BATAVIA, Ohio (AdAge.com) -- Simon Clift is a hard act to follow as Unilever's chief marketing officer. But Keith Weed, who set out to do that in April, is doing it with some added power.
Like Mr. Clift, he reports to CEO Paul Polman. But Mr. Weed's position comes with an appointment to Unilever's executive board alongside top regional and category bosses and formally expanded duties over the whole range of the company's communications and sustainability efforts.
Mr. Weed wants Unilever, second only to Procter & Gamble Co. in global ad spending and largest outside the U.S. with total spending of $7.4 billion last year, to be seen as a marketer with as much skill as clout. Being named the Cannes Lions International Advertising Festival's Marketer of the Year this month helps. But to that end he also took the company's business-unit leaders on a trip to Silicon Valley in May; will look outside the company to bring in talent in such areas as mobile; and is pushing Unilever agencies to broaden their capabilities.
Ad Age: How would you characterize your global go-to-market strategy?
Mr. Weed: We have two very distinct focuses in our business. One we call brand development and the other we call brand building. Brand development is in charge of the brand positioning, the brand advertising and indeed the innovation packaging [around the world]. There are more similarities between the Axe consumer in Wisconsin, Mumbai, Rio and Shanghai than there is between the Axe consumer in Wisconsin and [his] mom, the sister and uncle. On the other side we have brand building. The brand builders are very much in a country so they are engaging with consumers and, importantly, retailers and ensuring we are very active in any local media. When both come together, that's marketing.
Brand builders [create] the local buzz and the excellence in execution. The brand developers enable us to leverage our scale and innovation in R&D and brand innovation in terms of equity in advertising.
You can imagine that [this model initially created] some tensions, and of course it did. Those tensions have worked through the system, and, in fact, my appointment as executive across marketing is actually a declaration that this approach is here to stay and providing competitive advantage.
Ad Age: What's your biggest challenge?
Mr. Weed: Digitalization and globalization feed on each other. The more global you are, the more digital you become, or the more digital you are, the more global you become. [Consumers see] between 2,000 to 10,000 commercial messages a day. We're brilliant at filtering it out. My role is to break through.
Ad Age: Are you also trying to broaden the global scope of where you get talent?
Mr. Weed: We're pretty good at that already. We're an Anglo-Dutch company, and until I arrived on the executive board, there weren't any English guys. Have you seen many American companies that have no Americans?
Ad Age: Where are you finding your largest marketing opportunities globally and how are you leveraging those?
Mr. Weed: To me, opportunities imply white spaces. Wouldn't you think that after being around quite a few years that we would have launched a few of our big products everywhere? [But] we just launched Lipton in Spain and Domestos in Italy. We still have spaces even in the developed world for launching our existing range.

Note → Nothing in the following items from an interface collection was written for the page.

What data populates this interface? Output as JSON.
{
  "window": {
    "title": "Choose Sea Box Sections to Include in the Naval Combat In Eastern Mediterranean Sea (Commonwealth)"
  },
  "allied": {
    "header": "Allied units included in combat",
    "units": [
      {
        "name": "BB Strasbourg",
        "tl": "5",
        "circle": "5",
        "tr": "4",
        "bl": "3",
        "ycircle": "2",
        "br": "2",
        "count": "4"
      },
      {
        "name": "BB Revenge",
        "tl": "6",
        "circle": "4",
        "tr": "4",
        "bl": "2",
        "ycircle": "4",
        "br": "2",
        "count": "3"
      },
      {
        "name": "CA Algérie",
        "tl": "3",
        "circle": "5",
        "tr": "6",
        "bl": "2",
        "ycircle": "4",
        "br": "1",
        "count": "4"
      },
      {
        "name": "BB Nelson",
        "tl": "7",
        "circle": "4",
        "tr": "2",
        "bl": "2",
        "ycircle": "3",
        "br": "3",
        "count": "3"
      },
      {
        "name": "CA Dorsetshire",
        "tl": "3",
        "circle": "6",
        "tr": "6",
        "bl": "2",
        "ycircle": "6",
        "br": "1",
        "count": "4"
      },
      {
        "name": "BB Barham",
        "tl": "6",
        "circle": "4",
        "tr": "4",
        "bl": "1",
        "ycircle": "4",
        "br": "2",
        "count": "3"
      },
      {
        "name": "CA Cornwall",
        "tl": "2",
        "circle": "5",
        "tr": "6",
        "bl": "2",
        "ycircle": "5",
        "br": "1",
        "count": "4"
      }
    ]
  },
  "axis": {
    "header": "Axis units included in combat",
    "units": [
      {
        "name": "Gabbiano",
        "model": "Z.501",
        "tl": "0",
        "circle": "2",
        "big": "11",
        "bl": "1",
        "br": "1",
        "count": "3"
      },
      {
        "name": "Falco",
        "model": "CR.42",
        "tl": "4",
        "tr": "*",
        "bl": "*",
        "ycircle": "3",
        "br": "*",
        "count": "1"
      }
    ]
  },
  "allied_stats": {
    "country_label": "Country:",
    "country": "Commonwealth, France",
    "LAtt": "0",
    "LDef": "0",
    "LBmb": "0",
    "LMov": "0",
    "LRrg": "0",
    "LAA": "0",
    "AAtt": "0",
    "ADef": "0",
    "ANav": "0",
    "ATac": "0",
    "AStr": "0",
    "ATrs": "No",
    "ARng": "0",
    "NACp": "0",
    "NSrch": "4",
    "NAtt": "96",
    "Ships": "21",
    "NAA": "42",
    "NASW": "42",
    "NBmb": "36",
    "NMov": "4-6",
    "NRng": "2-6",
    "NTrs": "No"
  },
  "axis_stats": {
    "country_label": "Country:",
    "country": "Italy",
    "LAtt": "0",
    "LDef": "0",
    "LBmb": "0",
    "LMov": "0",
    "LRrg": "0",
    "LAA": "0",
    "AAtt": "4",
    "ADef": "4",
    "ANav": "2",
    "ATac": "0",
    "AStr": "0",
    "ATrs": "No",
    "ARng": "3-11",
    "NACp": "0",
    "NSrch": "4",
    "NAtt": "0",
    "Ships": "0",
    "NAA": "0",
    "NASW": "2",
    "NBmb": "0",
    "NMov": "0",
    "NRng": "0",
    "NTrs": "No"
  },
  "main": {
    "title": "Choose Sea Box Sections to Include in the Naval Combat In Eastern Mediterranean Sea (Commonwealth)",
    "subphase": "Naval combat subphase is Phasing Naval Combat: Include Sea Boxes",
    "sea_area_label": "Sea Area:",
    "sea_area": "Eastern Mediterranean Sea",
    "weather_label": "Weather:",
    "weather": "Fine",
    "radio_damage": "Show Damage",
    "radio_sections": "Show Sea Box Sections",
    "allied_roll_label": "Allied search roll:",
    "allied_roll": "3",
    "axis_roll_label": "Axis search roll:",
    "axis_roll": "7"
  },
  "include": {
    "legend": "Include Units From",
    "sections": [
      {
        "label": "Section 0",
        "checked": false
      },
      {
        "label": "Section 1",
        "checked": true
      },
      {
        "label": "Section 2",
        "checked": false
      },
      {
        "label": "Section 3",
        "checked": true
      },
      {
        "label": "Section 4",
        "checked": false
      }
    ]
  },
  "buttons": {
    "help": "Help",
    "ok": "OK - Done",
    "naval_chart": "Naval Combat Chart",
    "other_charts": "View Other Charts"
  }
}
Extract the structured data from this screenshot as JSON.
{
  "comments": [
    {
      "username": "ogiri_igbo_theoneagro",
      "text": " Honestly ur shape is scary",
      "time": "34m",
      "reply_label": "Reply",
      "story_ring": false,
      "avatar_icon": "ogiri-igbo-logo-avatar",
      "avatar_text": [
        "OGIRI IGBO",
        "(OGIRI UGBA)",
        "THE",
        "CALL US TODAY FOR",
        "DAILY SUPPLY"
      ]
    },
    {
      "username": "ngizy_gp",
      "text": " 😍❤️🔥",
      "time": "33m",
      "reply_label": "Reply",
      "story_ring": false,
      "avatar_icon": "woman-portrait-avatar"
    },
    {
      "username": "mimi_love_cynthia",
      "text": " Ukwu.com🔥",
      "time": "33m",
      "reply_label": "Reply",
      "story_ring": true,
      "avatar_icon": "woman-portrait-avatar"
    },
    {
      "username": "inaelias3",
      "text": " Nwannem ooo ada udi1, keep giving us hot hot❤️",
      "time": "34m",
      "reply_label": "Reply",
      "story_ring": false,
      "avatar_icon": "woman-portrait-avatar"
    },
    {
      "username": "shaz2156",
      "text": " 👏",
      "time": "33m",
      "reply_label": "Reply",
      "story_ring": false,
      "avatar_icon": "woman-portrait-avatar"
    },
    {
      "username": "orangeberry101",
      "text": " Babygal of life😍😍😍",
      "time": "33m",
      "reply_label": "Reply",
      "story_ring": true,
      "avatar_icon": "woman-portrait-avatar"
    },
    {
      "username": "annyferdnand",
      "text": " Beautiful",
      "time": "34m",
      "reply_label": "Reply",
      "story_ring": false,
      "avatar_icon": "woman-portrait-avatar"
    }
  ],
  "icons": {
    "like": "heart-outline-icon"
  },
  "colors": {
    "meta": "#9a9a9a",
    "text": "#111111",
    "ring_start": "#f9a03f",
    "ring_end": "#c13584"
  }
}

Beyond filling in the white spaces our biggest opportunity is filling out the price segmentation.
Ad Age: What's the rationale behind your global agency partnerships and infrastructures?
Mr. Weed: Having people who infinitely understand our brands and can work with us to build assets that we can then leverage is a right way of working. There is another dynamic, and that is we want to work with the best wherever they may be. We now have a roster of digital agencies.
I would love to be able to go to Ogilvy or Lowe and have them give me all my communication needs. In fact, when, recently, one of our roster agencies lost a digital pitch and they came to me complaining, I said, "Why are you complaining? I'm mad with you. It's much harder for me to have to work with a digital agency and you. Why didn't you win the pitch?"
[Unilever agencies] are investing hugely in digital, and I'm absolutely convinced they will get there because, as I've said to all of them, we're going to fish where the fish are.
Ad Age: Should agencies feel threatened by what Unilever has done in consumer co-creation or crowdsourcing creative?
Mr. Weed: I don't think they should see it as a threat, because to me this is about engaging with people, [so] you need to be a little bit playful and give people opportunities. The only way people might get a little bit confused is we have some of our smaller brands like Peperami in the U.K. actually moved much more in this area. I always reserve the right to have pilots here and there around the world. If I'm experimenting or piloting, it doesn't necessarily mean that I am going to apply it everywhere. But it does mean that I'm going to learn, and I prefer to learn on a small brand or in a small country.